Bimha, however, said he met with his regional counterparts and they had "come to an understanding that the measures were important for the country". "South Africa now understands the motive behind the measures; this understanding is on a government level. Of course, businesses do not really get the point since they were benefitting from the import and export business," he said.
"However, overall from a Sadc point of view there is now an understanding and appreciation of the SI and why it is important for us as a country and as a member of that trading bloc," the minister said at his offices in the capital while unveiling a monitoring and evaluation committee set to trace the SI's progress.
The instrument basically seeks to promote local production through blocking the importation of 42 select basics.
Bimha noted that while the SI had been met with horror from most partners since the country is heavily depended on imports -after importing goods and services worth over $3,8 billion in 2015 alone - it had also seen several regional companies coming to set up shop locally.
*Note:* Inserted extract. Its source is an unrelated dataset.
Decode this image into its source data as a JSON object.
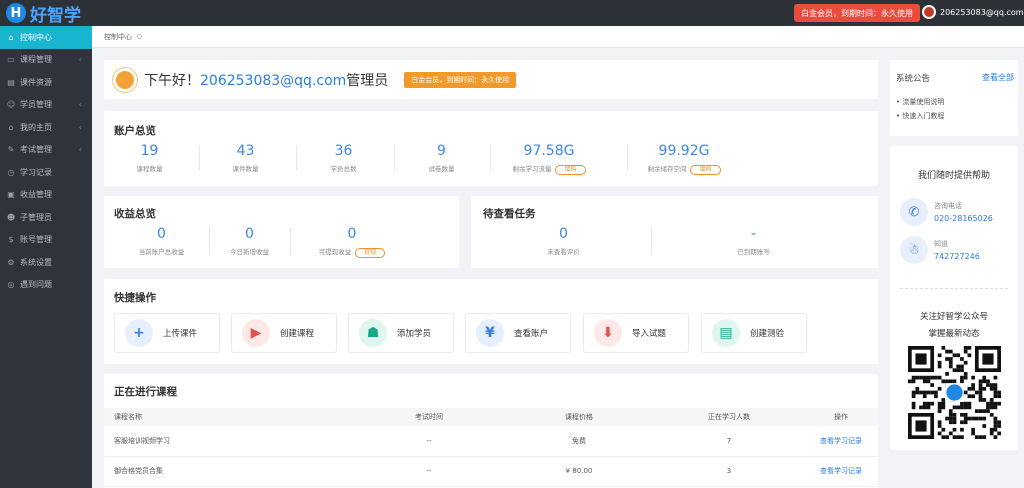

This comes after Bimha's import restrictions saw South Africa's Industry and Trade minister, Rob Davies, slapping the minister with a three-week ultimatum to justify the controversial piece of legislation.
In retaliation to the SI, South Africa also submitted a priority list of 112 products that it wanted Zimbabwe to excuse from import duty obligations as Sadc demanded a presentation justifying the country's move.
Zambia - the country's second biggest regional trading partner -was also riled about the move with Zambian businesses urging their government to consider increasing import taxes on Zimbabwean goods in reaction to the SI.
Meanwhile, Lesaffre - formerly Anchor Yeast - boss, Mike Nyabadza was appointed chairman of the SI 64 monitoring and evaluation committee deputized by Confederation of Zimbabwe Industries chief economist Daphne Mazambani.
The other members of the 14-member committee include Buy Zimbabwe's chief executive Munyaradzi Hwengwere, Consumer Council of Zimbabwe boss Rosemary Siyachitema, Confederation of Zimbabwe Industry's Gift Mugano as well as Zimbabwe National Chamber of Commerce chief executive, Takura Mugaga. Organisations with representation in the committee span from the Standards Association of Zimbabwe, Harare Chamber of Small to Medium Enterprises, Knowledge Transfer Africa, ZimTrade, the Reserve Bank of Zimbabwe, FemCom and the Ministry of Industry.
"This team will be tasked with reporting issues ranging from the employment generated as a result of the SI, the re-tooling, if any, company efficiencies and also monitoring growth of capacity utilization in local companies," he said, adding the committee was also expected to encourage the export of surplus products.